As a preacher’s kid, I spent countless hours roaming the halls of my father’s church buildings, looking for something to do. I was around church, but I never really connected with it. The language and symbols of the church confused me.
As I got older, I realized the problem is the inability of the church to communicate.
I came to follow Christ, but many of my best experiences of the Word and of Christian community happened not within the usual worship and gathering rituals in the church, but outside of the church, such as with a small group of brothers in a Bible study on my college campus. It seemed to me that the church has the best story, but it is rarely told.
I decided to devote my life to helping the church tell better stories – through its technology, language, images and symbols, and so on. In my 20s, some friends and I experimented with telling the gospel story using screens in worship. But it was never just about technology. In my 30s, I taught churches how to design and implement more creative worship. But it was never just about worship design. Now, in my 40s, I am back in the local church, leading all of creativity and communications in one congreation’s life. But it’s not just about branding.
There’s a common foundation under each of these ventures, which is a need to find connection, or meaning.
We in the church expect people to understand our symbols.
The church’s big challenge is the need to overcome esoteric and off-putting language, symbols and experiences that prevent people from experiencing the life changing power of Christ. And it doesn’t matter if worship consists of guitar-led choruses instead of organ-led hymns, or offer seats and coffee instead of pews. People can be confused in any sort of setting. What makes it worse is that most of the time we don’t bother translating, because we don’t even realize we’re speaking a different language.
Largely, we lack creative thinking and action.
There’s an old Texas saying that goes, “If the horse is dead, dismount.”
The issue isn’t language per se. It’s the more fundamental problem of stagnant creativity.
All organizations tend to ride dead horses, and need innovators to do the hard work of raising up new horses. I want to help the church innovate. However – and this is the problem – the church, I believe, is worse when it comes to riding dead horses. In addition to the natural human bias against new things, the church makes it worse because we ordain our old ideas holy. They’re just ideas for a time and space, but we make them sacred and unassailable, or at least allow this to happen without question.
All of those confusing phrases and images I heard as a kid were simply creative ideas from a previous era that we the church rode until they died.
What the church needs is to set about the business of making new ideas. New horses. And not just once more – but in perpetuity.

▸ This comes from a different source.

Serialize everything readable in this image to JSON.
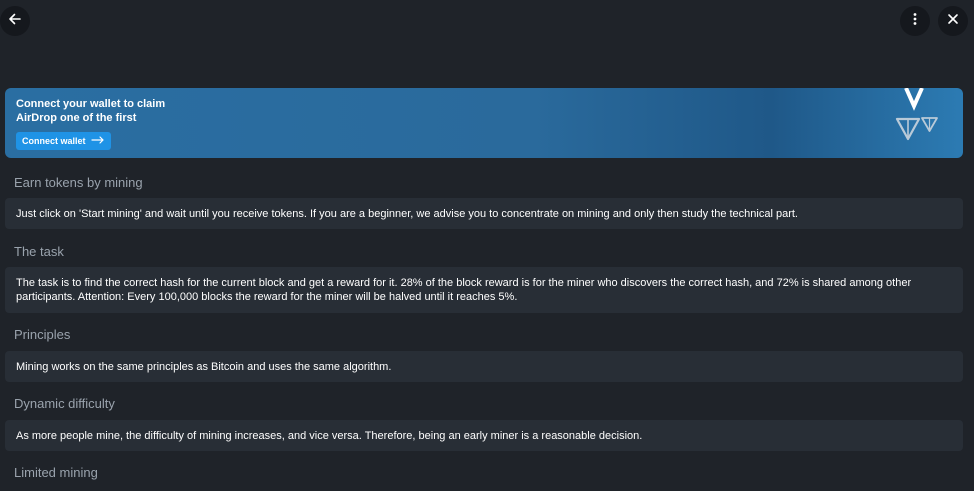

We need to create an environment where people are free to create, try new ideas out, and discover what resonates with people, both outside of and inside the walls. What we need in the church is a culture of creativity and innovation.